Akili Interactive Labs has reported that they have achieved “Primary Efficacy Endpoint” in what they describe as a “pivotal” trial for an ADHD treatment video game.
Akili has announced its “first-of-its-kind prescription digital medicine” is a tablet-bound action game, which has shown statistically significant progress in both attention and inhibitory control after only four weeks.
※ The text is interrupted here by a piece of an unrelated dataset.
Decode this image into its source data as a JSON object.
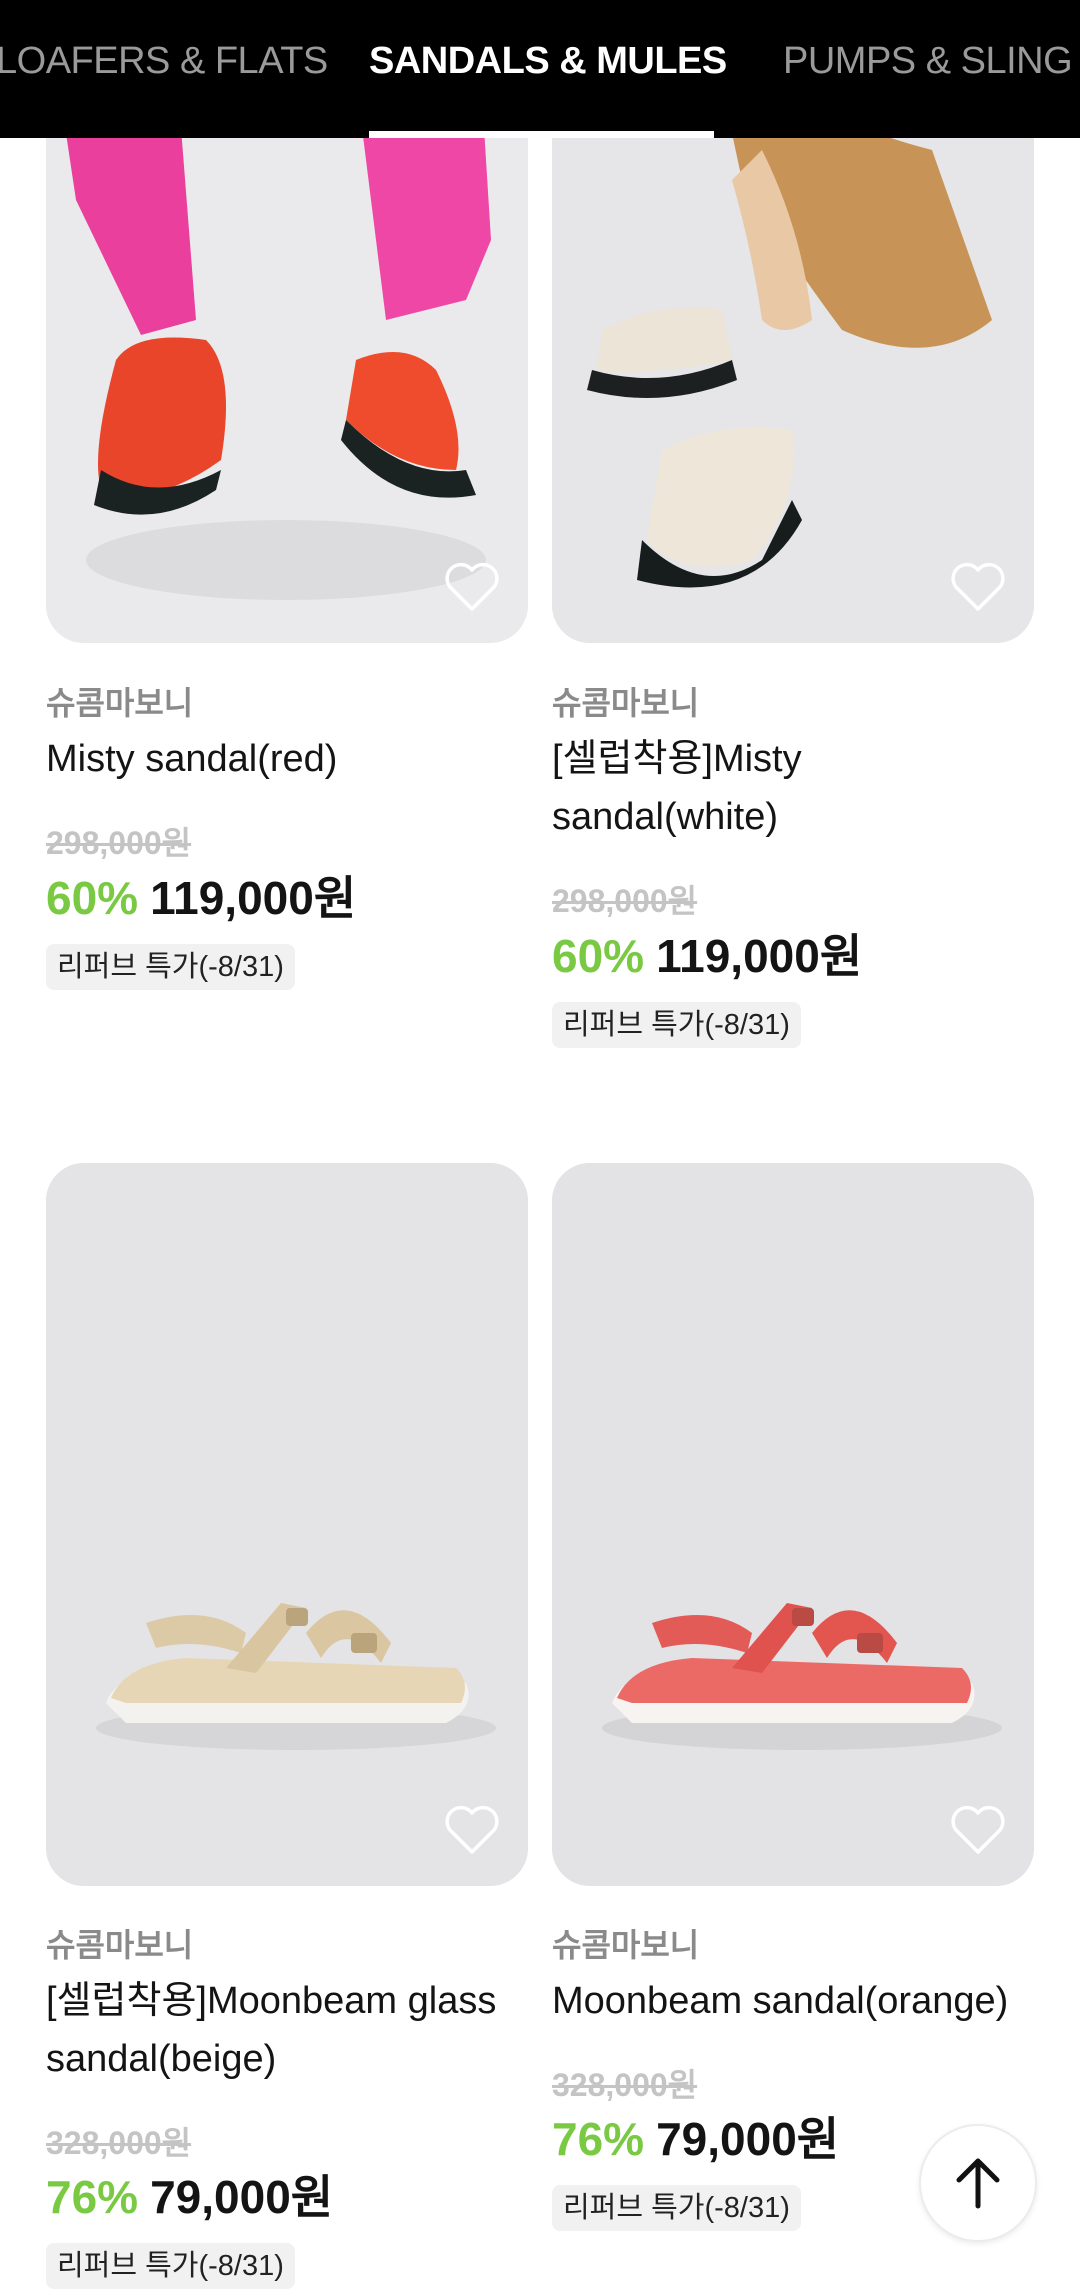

The study hosted nearly 350 children between the ages of eight and twelve, and is on the road to seek approval from the United States Food and Drug Administration.
Akili CEO Eddie Martucci said that the project is “directly targeting the key neurological pathways that control attention and impulsivity,” as part of a “pipeline of digital treatments” Akili is developing to “[target] cognitive dysfunction in ADHD and other patient populations.”
The purpose of the test, according to Martucci, was to gauge whether the benefits were because of the game itself, or merely a result of “engagement with a treatment that’s exciting and interesting.” He believes that the test indicates that the targeted algorithms of the game itself are providing a measurable benefit. In layman’s terms, that means that we could very well be looking at the first doctor-prescribed video game.
From Fitbits and the questionable efficacy of so-called “brain training” applications, to VR near-death experiences, this is by no means the first effort to use technology to improve our collective physical and mental health. So far, however, the benefits have been hard to quantify in a way that holds up to medical scrutiny. The positive outcome of Akili’s tests suggest that we are turning a new corner — not just in concept, but in real-world execution.
Follow Nate Church @Get2Church on Twitter for the latest news in gaming and technology, and snarky opinions on both.